Data extracted from a collection
────────

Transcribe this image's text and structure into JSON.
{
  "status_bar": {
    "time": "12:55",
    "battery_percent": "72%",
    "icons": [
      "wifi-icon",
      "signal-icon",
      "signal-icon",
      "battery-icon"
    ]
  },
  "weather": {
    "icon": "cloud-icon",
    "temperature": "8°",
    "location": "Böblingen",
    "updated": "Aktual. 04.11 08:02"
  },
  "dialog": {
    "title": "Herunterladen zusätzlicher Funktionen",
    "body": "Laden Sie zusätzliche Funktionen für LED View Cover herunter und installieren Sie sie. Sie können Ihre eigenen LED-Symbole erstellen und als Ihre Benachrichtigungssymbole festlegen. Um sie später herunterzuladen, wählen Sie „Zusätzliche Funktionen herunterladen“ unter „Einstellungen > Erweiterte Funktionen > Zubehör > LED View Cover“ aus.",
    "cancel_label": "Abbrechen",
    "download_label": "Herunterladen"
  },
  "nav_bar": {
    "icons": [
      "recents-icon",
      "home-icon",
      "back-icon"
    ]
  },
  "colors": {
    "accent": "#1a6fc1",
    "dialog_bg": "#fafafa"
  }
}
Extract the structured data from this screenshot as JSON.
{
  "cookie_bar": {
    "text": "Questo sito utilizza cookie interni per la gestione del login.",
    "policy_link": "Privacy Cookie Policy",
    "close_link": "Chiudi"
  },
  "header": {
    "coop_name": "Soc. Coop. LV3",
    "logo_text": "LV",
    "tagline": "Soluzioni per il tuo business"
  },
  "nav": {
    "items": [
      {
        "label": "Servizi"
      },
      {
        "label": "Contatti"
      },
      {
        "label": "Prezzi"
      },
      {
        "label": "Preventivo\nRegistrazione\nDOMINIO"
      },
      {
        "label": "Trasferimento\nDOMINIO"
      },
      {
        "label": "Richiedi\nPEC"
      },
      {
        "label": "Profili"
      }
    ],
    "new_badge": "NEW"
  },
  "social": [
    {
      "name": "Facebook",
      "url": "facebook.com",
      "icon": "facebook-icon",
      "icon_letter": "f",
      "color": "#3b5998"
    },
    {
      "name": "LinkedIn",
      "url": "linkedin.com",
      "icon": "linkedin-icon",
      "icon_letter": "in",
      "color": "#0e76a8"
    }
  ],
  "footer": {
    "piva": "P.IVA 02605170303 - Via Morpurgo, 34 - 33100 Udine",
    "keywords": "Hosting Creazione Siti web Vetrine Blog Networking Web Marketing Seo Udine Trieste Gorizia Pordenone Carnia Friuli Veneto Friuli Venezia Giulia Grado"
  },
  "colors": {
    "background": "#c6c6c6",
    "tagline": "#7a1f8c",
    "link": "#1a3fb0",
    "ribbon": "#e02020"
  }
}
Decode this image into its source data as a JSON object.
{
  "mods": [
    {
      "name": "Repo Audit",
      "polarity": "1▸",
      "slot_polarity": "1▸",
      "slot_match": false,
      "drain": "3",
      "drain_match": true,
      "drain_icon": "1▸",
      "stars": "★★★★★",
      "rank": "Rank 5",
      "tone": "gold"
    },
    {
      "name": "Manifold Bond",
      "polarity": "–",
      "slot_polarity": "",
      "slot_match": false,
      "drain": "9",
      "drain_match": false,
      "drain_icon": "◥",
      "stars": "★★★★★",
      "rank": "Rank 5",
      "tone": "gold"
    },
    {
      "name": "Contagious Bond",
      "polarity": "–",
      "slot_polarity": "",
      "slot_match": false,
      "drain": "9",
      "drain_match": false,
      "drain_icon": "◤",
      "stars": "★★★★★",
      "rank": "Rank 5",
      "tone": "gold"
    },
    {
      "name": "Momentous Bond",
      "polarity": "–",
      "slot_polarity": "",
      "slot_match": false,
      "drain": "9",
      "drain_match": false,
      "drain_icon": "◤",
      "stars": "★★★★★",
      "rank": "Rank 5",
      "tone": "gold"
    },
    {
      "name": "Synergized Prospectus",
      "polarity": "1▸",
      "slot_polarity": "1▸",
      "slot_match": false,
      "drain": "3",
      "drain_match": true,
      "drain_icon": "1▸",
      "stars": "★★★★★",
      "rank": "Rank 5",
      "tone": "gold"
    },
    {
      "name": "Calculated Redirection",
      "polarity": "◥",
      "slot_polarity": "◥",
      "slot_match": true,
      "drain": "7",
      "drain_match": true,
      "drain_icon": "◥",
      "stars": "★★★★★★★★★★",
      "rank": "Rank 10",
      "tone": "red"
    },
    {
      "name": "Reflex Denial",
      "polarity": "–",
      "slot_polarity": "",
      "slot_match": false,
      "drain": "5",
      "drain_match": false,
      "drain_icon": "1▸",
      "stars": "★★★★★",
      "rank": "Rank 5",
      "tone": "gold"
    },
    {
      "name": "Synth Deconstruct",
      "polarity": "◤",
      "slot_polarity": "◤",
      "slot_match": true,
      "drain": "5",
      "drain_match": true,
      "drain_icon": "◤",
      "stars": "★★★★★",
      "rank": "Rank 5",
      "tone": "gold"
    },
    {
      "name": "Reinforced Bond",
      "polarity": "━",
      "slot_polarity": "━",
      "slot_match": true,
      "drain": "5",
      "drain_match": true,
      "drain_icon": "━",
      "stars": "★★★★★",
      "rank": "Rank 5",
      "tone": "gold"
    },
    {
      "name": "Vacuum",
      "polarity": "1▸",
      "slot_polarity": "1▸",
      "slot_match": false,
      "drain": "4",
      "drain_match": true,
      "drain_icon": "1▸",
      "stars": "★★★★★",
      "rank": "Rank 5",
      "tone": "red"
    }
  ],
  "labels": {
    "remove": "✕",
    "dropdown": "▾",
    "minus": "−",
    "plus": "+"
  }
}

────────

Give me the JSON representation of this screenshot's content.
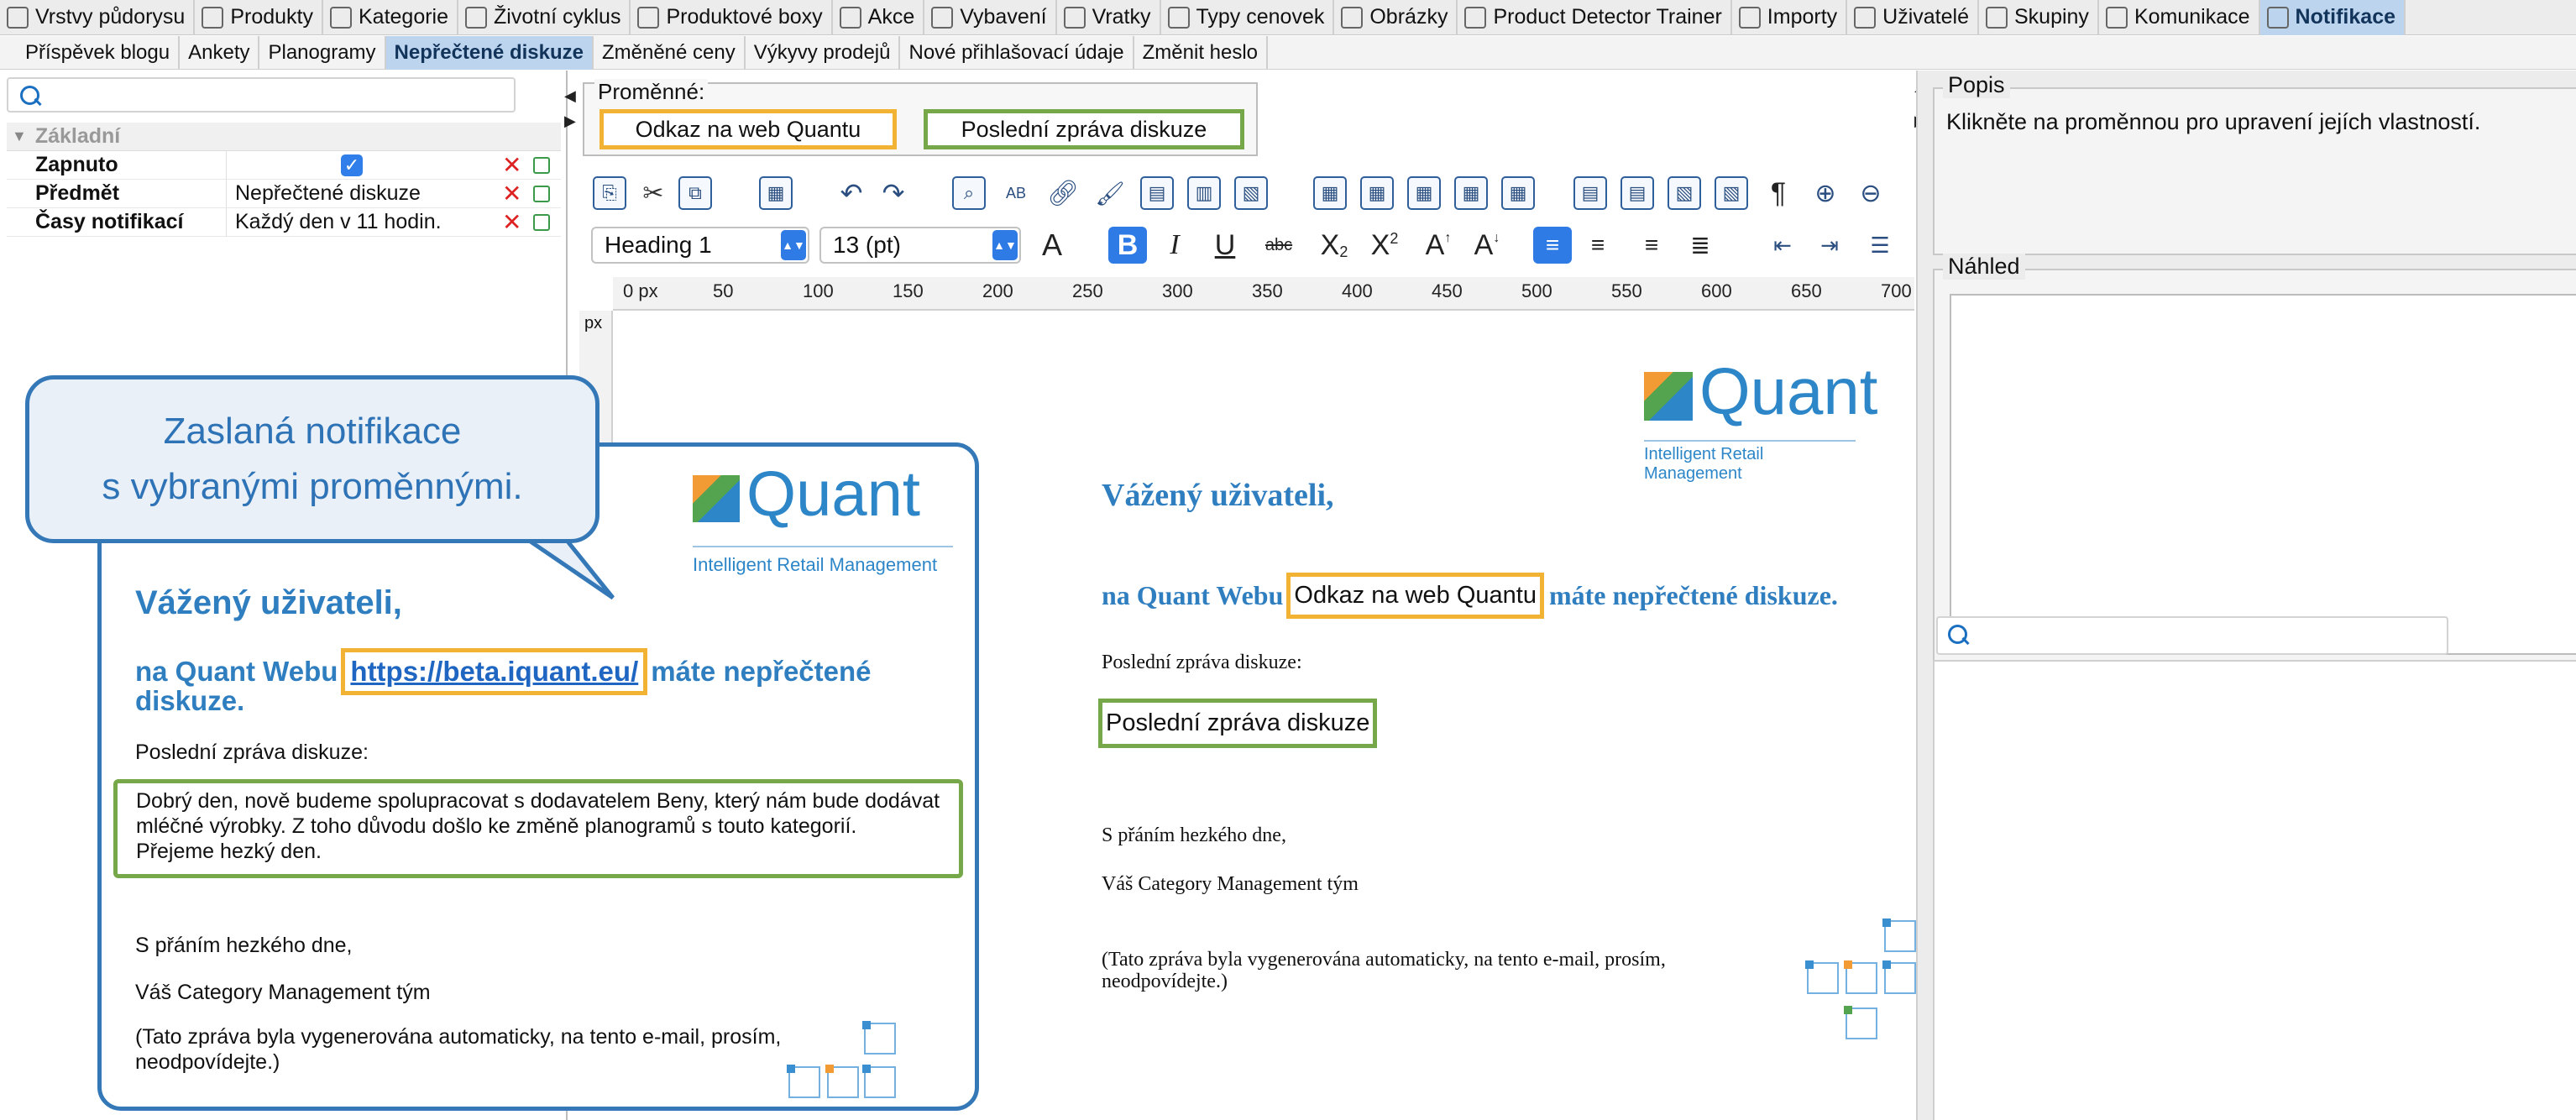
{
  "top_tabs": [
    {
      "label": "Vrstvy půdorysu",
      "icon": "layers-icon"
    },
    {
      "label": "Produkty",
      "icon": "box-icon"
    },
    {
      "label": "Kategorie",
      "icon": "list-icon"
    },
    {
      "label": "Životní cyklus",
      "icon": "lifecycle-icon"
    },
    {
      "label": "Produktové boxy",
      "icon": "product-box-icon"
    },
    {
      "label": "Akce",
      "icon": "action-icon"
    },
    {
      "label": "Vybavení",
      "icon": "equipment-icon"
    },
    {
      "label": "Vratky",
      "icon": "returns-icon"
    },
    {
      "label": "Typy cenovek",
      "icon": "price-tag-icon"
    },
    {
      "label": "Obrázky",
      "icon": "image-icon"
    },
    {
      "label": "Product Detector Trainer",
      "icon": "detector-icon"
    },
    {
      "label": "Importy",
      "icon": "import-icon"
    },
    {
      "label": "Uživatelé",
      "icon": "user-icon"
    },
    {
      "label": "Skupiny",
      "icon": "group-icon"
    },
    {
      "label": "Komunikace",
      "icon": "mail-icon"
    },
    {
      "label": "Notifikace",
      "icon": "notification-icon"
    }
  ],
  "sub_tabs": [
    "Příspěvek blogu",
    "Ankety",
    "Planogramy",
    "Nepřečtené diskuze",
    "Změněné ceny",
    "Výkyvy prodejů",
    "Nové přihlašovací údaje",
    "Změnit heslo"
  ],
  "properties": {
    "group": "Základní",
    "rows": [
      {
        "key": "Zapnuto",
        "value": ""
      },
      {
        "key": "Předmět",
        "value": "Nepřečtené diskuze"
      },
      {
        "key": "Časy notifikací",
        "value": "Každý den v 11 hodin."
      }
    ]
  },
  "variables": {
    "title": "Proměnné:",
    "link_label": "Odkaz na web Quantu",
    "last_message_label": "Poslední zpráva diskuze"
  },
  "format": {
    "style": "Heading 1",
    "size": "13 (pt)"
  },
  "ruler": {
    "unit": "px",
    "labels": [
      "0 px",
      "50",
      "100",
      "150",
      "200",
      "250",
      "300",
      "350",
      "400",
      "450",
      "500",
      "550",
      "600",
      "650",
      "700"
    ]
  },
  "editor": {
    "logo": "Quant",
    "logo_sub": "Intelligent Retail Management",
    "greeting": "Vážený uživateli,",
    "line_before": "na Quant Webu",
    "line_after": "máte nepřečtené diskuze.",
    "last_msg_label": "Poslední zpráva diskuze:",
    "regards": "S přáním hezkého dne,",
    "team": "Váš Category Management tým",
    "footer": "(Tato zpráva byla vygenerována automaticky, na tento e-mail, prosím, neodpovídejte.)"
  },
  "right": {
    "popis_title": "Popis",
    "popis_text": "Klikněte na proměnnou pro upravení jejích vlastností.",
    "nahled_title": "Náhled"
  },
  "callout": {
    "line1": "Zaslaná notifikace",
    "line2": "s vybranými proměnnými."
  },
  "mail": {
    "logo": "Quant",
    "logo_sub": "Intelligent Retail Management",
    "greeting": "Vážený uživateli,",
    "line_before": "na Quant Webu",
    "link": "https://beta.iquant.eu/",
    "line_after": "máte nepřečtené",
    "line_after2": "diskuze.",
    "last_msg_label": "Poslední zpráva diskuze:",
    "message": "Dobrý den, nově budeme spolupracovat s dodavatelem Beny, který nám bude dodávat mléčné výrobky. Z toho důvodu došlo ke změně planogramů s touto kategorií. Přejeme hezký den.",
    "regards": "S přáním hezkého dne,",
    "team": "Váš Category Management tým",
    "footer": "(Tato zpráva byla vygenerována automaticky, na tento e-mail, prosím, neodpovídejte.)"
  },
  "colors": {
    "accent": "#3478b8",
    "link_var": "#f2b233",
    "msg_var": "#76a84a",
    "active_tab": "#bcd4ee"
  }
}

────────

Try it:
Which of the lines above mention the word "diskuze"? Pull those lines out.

Output for this task:
    "Nepřečtené diskuze",
        "value": "Nepřečtené diskuze"
    "last_message_label": "Poslední zpráva diskuze"
    "line_after": "máte nepřečtené diskuze.",
    "last_msg_label": "Poslední zpráva diskuze:",
    "line_after2": "diskuze.",
    "last_msg_label": "Poslední zpráva diskuze:",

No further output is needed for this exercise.